When a TMD occurs, the primary problem may reside in the muscles of the face and jaw, in the joints themselves, or a combination of these. Because the symptoms are similar to those associated with other conditions, sufferers frequently seek pain relief from various medical specialists, and may not seek a dentist trained specifically in treating TMDs.

How can I tell if my TMJ is displaced?

The best way to observe the action of the jaw joint is by placing your fingers on your jaw joints in front of your ears on the sides of your face. Carefully open and close your mouth, and you will be able to feel the movement. It should feel smooth, with no clicking or popping when opening, closing, or moving the jaw from side to side. If you suspect displacement, please call our office for an appointment.

Do TMDs affect children?

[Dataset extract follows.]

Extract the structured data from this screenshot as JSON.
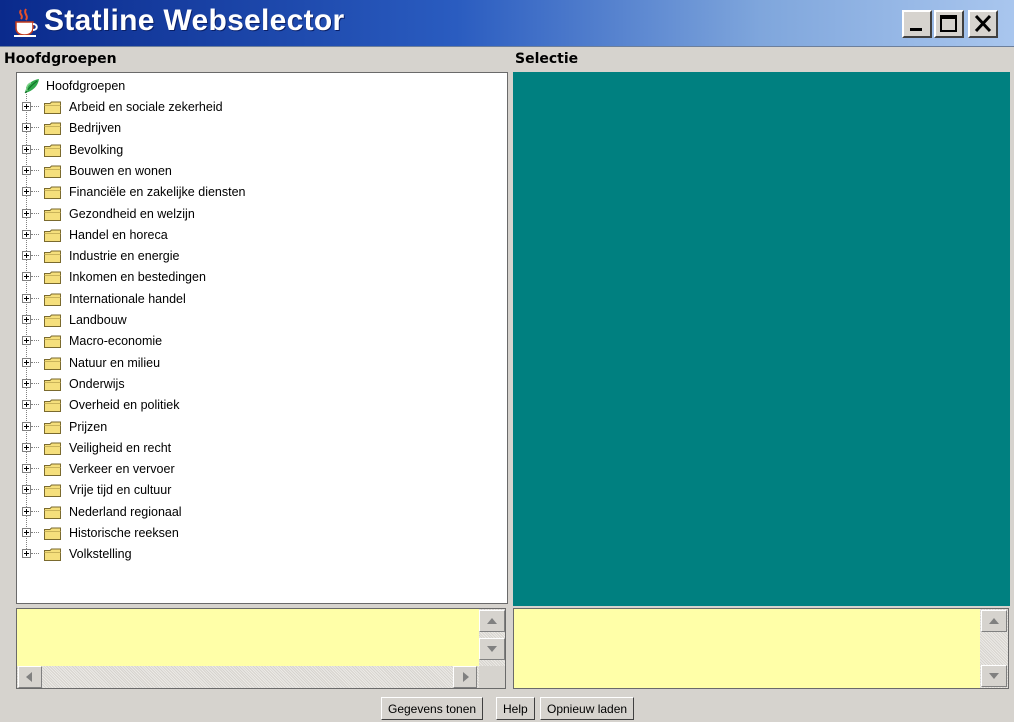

Although TMDs are commonly recognized as disorders that affect adults, they sometimes occur in children as young as 3 or 4. Children may experience symptoms milder than those of adults. However, young children affected with TMDs may have always experienced jaw pain, headaches, or difficulty in opening their jaws, chewing, swallowing, or speaking normally. They may know no difference, and may believe that pain and/or difficulties with function are what everyone experiences. If their conditions are not diagnosed and left untreated, these symptoms will worsen as they age. However, because affected children are still in their developmental stage, the problem can be corrected. The earlier affected children receive diagnosis and treatment, the better the results!

What are the treatment options for TMDs?

Once we make a diagnosis, our treatment goal is always to avoid surgery and instead provide non-invasive, therapeutic rehabilitation. This is true for children and adults. Treatment options depend on an individual patient’s condition, needs, and desired results. These options most commonly include non-invasive pain relief measures such as photo biomodulation (PBM) therapy, prolotherapy or prolozone injections, and/or laser therapy; and our prescribing customized, positioned orthotic appliances (not splints) to be worn for in the mouth during the day and/or the night for a short term (such as a few months). Some treatment plans involve physical medicine treatments to enhance the healing process and provide pain relief during rehabilitation.

What else should I know about TMDs?

Since TMDs are frequently chronic and degenerative disorders, the pain and dysfunction associated with these conditions usually worsens over time. The severity of symptoms commonly increases, and any necessary treatment will become more complex. For this reason, we believe that all patients who experience head, neck, or facial pain (alone or in combination) should seek a comprehensive TMJ evaluation. Please give us a call and we will be glad to schedule an appointment for you!

For related information, please have a look at our article on teeth grinding and read more on the disorder from the Mayo Clinic.